- **Exercise description**: A verbatim copy of the listing is needed; pictures are to be left out.

- **Records supplied**:
^^^^^^^^^^^^^^^^

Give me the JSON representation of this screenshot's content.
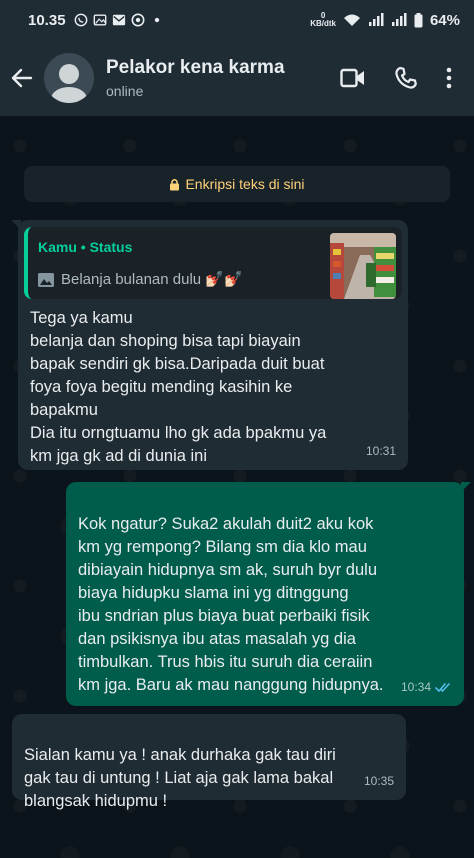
{
  "status_bar": {
    "time": "10.35",
    "speed_value": "0",
    "speed_unit": "KB/dtk",
    "battery": "64%",
    "icons": [
      "whatsapp-icon",
      "image-icon",
      "mail-icon",
      "app-icon",
      "dot-icon",
      "wifi-icon",
      "signal-icon",
      "battery-icon"
    ]
  },
  "header": {
    "name": "Pelakor kena karma",
    "status": "online",
    "actions": [
      "video-call-icon",
      "voice-call-icon",
      "more-options-icon"
    ]
  },
  "encryption_notice": "Enkripsi teks di sini",
  "messages": [
    {
      "direction": "incoming",
      "quote": {
        "sender": "Kamu • Status",
        "text": "Belanja bulanan dulu 💅🏻💅🏻"
      },
      "text": "Tega ya kamu\nbelanja dan shoping bisa tapi biayain\nbapak sendiri gk bisa.Daripada duit buat\nfoya foya begitu mending kasihin ke\nbapakmu\nDia itu orngtuamu lho gk ada bpakmu ya\nkm jga gk ad di dunia ini",
      "time": "10:31"
    },
    {
      "direction": "outgoing",
      "text": "Kok ngatur? Suka2 akulah duit2 aku kok\nkm yg rempong? Bilang sm dia klo mau\ndibiayain hidupnya sm ak, suruh byr dulu\nbiaya hidupku slama ini yg ditnggung\nibu sndrian plus biaya buat perbaiki fisik\ndan psikisnya ibu atas masalah yg dia\ntimbulkan. Trus hbis itu suruh dia ceraiin\nkm jga. Baru ak mau nanggung hidupnya.",
      "time": "10:34",
      "read": true
    },
    {
      "direction": "incoming",
      "text": "Sialan kamu ya ! anak durhaka gak tau diri\ngak tau di untung ! Liat aja gak lama bakal\nblangsak hidupmu !",
      "time": "10:35"
    }
  ],
  "colors": {
    "app_bar": "#1f2c34",
    "background": "#0b141a",
    "incoming_bubble": "#202c33",
    "outgoing_bubble": "#005c4b",
    "accent": "#06cf9c",
    "read_ticks": "#53bdeb",
    "encryption_text": "#ffd279"
  }
}
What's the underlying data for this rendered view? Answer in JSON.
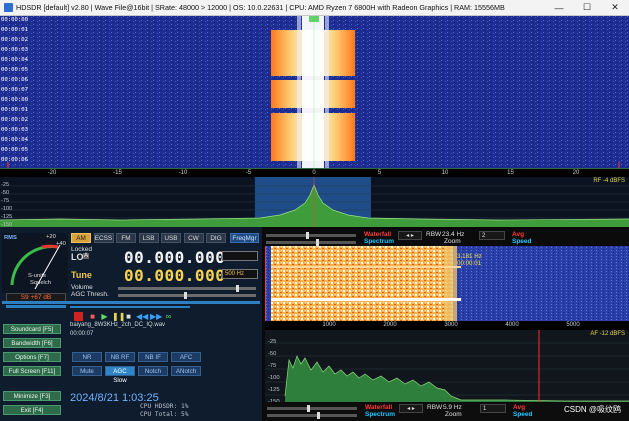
{
  "titlebar": {
    "title": "HDSDR  [default]  v2.80  |  Wave File@16bit  |  SRate: 48000 > 12000  |  OS: 10.0.22631  |  CPU: AMD Ryzen 7 6800H with Radeon Graphics  |  RAM: 15556MB",
    "min": "—",
    "max": "☐",
    "close": "✕"
  },
  "waterfall_top": {
    "time_labels": [
      "00:00:00",
      "00:00:01",
      "00:00:02",
      "00:00:03",
      "00:00:04",
      "00:00:05",
      "00:00:06",
      "00:00:07",
      "00:00:00",
      "00:00:01",
      "00:00:02",
      "00:00:03",
      "00:00:04",
      "00:00:05",
      "00:00:06"
    ],
    "freq_axis": [
      "-20",
      "-15",
      "-10",
      "-5",
      "0",
      "5",
      "10",
      "15",
      "20"
    ],
    "spectrum_y": [
      "-25",
      "-50",
      "-75",
      "-100",
      "-125",
      "-150"
    ],
    "rf_level": "RF -4 dBFS"
  },
  "meter": {
    "rms": "RMS",
    "scale": [
      "1",
      "3",
      "5",
      "7",
      "9",
      "+20",
      "+40",
      "+60"
    ],
    "smeter_label": "S-units",
    "squelch_label": "Squelch",
    "db_readout": "S9 +67 dB"
  },
  "modes": [
    "AM",
    "ECSS",
    "FM",
    "LSB",
    "USB",
    "CW",
    "DIG"
  ],
  "freqmgr": "FreqMgr",
  "lo": {
    "locked": "Locked",
    "label": "LO",
    "badge": "A",
    "freq": "00.000.000"
  },
  "tune": {
    "label": "Tune",
    "freq": "00.000.000",
    "step": "500 Hz"
  },
  "volume_label": "Volume",
  "agc_label": "AGC Thresh.",
  "side_buttons": [
    "Soundcard [F5]",
    "Bandwidth [F6]",
    "Options [F7]",
    "Full Screen [F11]"
  ],
  "file": {
    "name": "baiyang_8W3KHz_2ch_DC_IQ.wav",
    "time": "00:00:07"
  },
  "dsp_row1": [
    "NR",
    "NB RF",
    "NB IF",
    "AFC"
  ],
  "dsp_row2": [
    "Mute",
    "AGC Slow",
    "Notch",
    "ANotch"
  ],
  "bottom_buttons": [
    "Minimize [F3]",
    "Exit [F4]"
  ],
  "clock": "2024/8/21 1:03:25",
  "cpu_hdsdr": "CPU HDSDR: 1%",
  "cpu_total": "CPU Total: 5%",
  "rf_controls": {
    "waterfall": "Waterfall",
    "spectrum": "Spectrum",
    "rbw": "RBW",
    "rbw_val": "23.4 Hz",
    "zoom": "Zoom",
    "avg_num": "2",
    "avg": "Avg",
    "speed": "Speed"
  },
  "af_controls": {
    "waterfall": "Waterfall",
    "spectrum": "Spectrum",
    "rbw": "RBW",
    "rbw_val": "5.9 Hz",
    "zoom": "Zoom",
    "avg_num": "1",
    "avg": "Avg",
    "speed": "Speed"
  },
  "af_waterfall": {
    "marker_freq": "3,181 Hz",
    "marker_time": "00:00:01"
  },
  "af_axis": [
    "1000",
    "2000",
    "3000",
    "4000",
    "5000"
  ],
  "af_spectrum_y": [
    "-25",
    "-50",
    "-75",
    "-100",
    "-125",
    "-150"
  ],
  "af_level": "AF -12 dBFS",
  "watermark": "CSDN @吸纹鸥"
}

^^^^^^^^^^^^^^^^

- **Final answer**:
Give me the JSON representation of this screenshot's content.
{
  "status_bar": {
    "time": "10.35",
    "speed_value": "0",
    "speed_unit": "KB/dtk",
    "battery": "64%",
    "icons": [
      "whatsapp-icon",
      "image-icon",
      "mail-icon",
      "app-icon",
      "dot-icon",
      "wifi-icon",
      "signal-icon",
      "battery-icon"
    ]
  },
  "header": {
    "name": "Pelakor kena karma",
    "status": "online",
    "actions": [
      "video-call-icon",
      "voice-call-icon",
      "more-options-icon"
    ]
  },
  "encryption_notice": "Enkripsi teks di sini",
  "messages": [
    {
      "direction": "incoming",
      "quote": {
        "sender": "Kamu • Status",
        "text": "Belanja bulanan dulu 💅🏻💅🏻"
      },
      "text": "Tega ya kamu\nbelanja dan shoping bisa tapi biayain\nbapak sendiri gk bisa.Daripada duit buat\nfoya foya begitu mending kasihin ke\nbapakmu\nDia itu orngtuamu lho gk ada bpakmu ya\nkm jga gk ad di dunia ini",
      "time": "10:31"
    },
    {
      "direction": "outgoing",
      "text": "Kok ngatur? Suka2 akulah duit2 aku kok\nkm yg rempong? Bilang sm dia klo mau\ndibiayain hidupnya sm ak, suruh byr dulu\nbiaya hidupku slama ini yg ditnggung\nibu sndrian plus biaya buat perbaiki fisik\ndan psikisnya ibu atas masalah yg dia\ntimbulkan. Trus hbis itu suruh dia ceraiin\nkm jga. Baru ak mau nanggung hidupnya.",
      "time": "10:34",
      "read": true
    },
    {
      "direction": "incoming",
      "text": "Sialan kamu ya ! anak durhaka gak tau diri\ngak tau di untung ! Liat aja gak lama bakal\nblangsak hidupmu !",
      "time": "10:35"
    }
  ],
  "colors": {
    "app_bar": "#1f2c34",
    "background": "#0b141a",
    "incoming_bubble": "#202c33",
    "outgoing_bubble": "#005c4b",
    "accent": "#06cf9c",
    "read_ticks": "#53bdeb",
    "encryption_text": "#ffd279"
  }
}
What's the underlying data for this rendered view? Answer in JSON.
{
  "titlebar": {
    "title": "HDSDR  [default]  v2.80  |  Wave File@16bit  |  SRate: 48000 > 12000  |  OS: 10.0.22631  |  CPU: AMD Ryzen 7 6800H with Radeon Graphics  |  RAM: 15556MB",
    "min": "—",
    "max": "☐",
    "close": "✕"
  },
  "waterfall_top": {
    "time_labels": [
      "00:00:00",
      "00:00:01",
      "00:00:02",
      "00:00:03",
      "00:00:04",
      "00:00:05",
      "00:00:06",
      "00:00:07",
      "00:00:00",
      "00:00:01",
      "00:00:02",
      "00:00:03",
      "00:00:04",
      "00:00:05",
      "00:00:06"
    ],
    "freq_axis": [
      "-20",
      "-15",
      "-10",
      "-5",
      "0",
      "5",
      "10",
      "15",
      "20"
    ],
    "spectrum_y": [
      "-25",
      "-50",
      "-75",
      "-100",
      "-125",
      "-150"
    ],
    "rf_level": "RF -4 dBFS"
  },
  "meter": {
    "rms": "RMS",
    "scale": [
      "1",
      "3",
      "5",
      "7",
      "9",
      "+20",
      "+40",
      "+60"
    ],
    "smeter_label": "S-units",
    "squelch_label": "Squelch",
    "db_readout": "S9 +67 dB"
  },
  "modes": [
    "AM",
    "ECSS",
    "FM",
    "LSB",
    "USB",
    "CW",
    "DIG"
  ],
  "freqmgr": "FreqMgr",
  "lo": {
    "locked": "Locked",
    "label": "LO",
    "badge": "A",
    "freq": "00.000.000"
  },
  "tune": {
    "label": "Tune",
    "freq": "00.000.000",
    "step": "500 Hz"
  },
  "volume_label": "Volume",
  "agc_label": "AGC Thresh.",
  "side_buttons": [
    "Soundcard [F5]",
    "Bandwidth [F6]",
    "Options [F7]",
    "Full Screen [F11]"
  ],
  "file": {
    "name": "baiyang_8W3KHz_2ch_DC_IQ.wav",
    "time": "00:00:07"
  },
  "dsp_row1": [
    "NR",
    "NB RF",
    "NB IF",
    "AFC"
  ],
  "dsp_row2": [
    "Mute",
    "AGC Slow",
    "Notch",
    "ANotch"
  ],
  "bottom_buttons": [
    "Minimize [F3]",
    "Exit [F4]"
  ],
  "clock": "2024/8/21 1:03:25",
  "cpu_hdsdr": "CPU HDSDR: 1%",
  "cpu_total": "CPU Total: 5%",
  "rf_controls": {
    "waterfall": "Waterfall",
    "spectrum": "Spectrum",
    "rbw": "RBW",
    "rbw_val": "23.4 Hz",
    "zoom": "Zoom",
    "avg_num": "2",
    "avg": "Avg",
    "speed": "Speed"
  },
  "af_controls": {
    "waterfall": "Waterfall",
    "spectrum": "Spectrum",
    "rbw": "RBW",
    "rbw_val": "5.9 Hz",
    "zoom": "Zoom",
    "avg_num": "1",
    "avg": "Avg",
    "speed": "Speed"
  },
  "af_waterfall": {
    "marker_freq": "3,181 Hz",
    "marker_time": "00:00:01"
  },
  "af_axis": [
    "1000",
    "2000",
    "3000",
    "4000",
    "5000"
  ],
  "af_spectrum_y": [
    "-25",
    "-50",
    "-75",
    "-100",
    "-125",
    "-150"
  ],
  "af_level": "AF -12 dBFS",
  "watermark": "CSDN @吸纹鸥"
}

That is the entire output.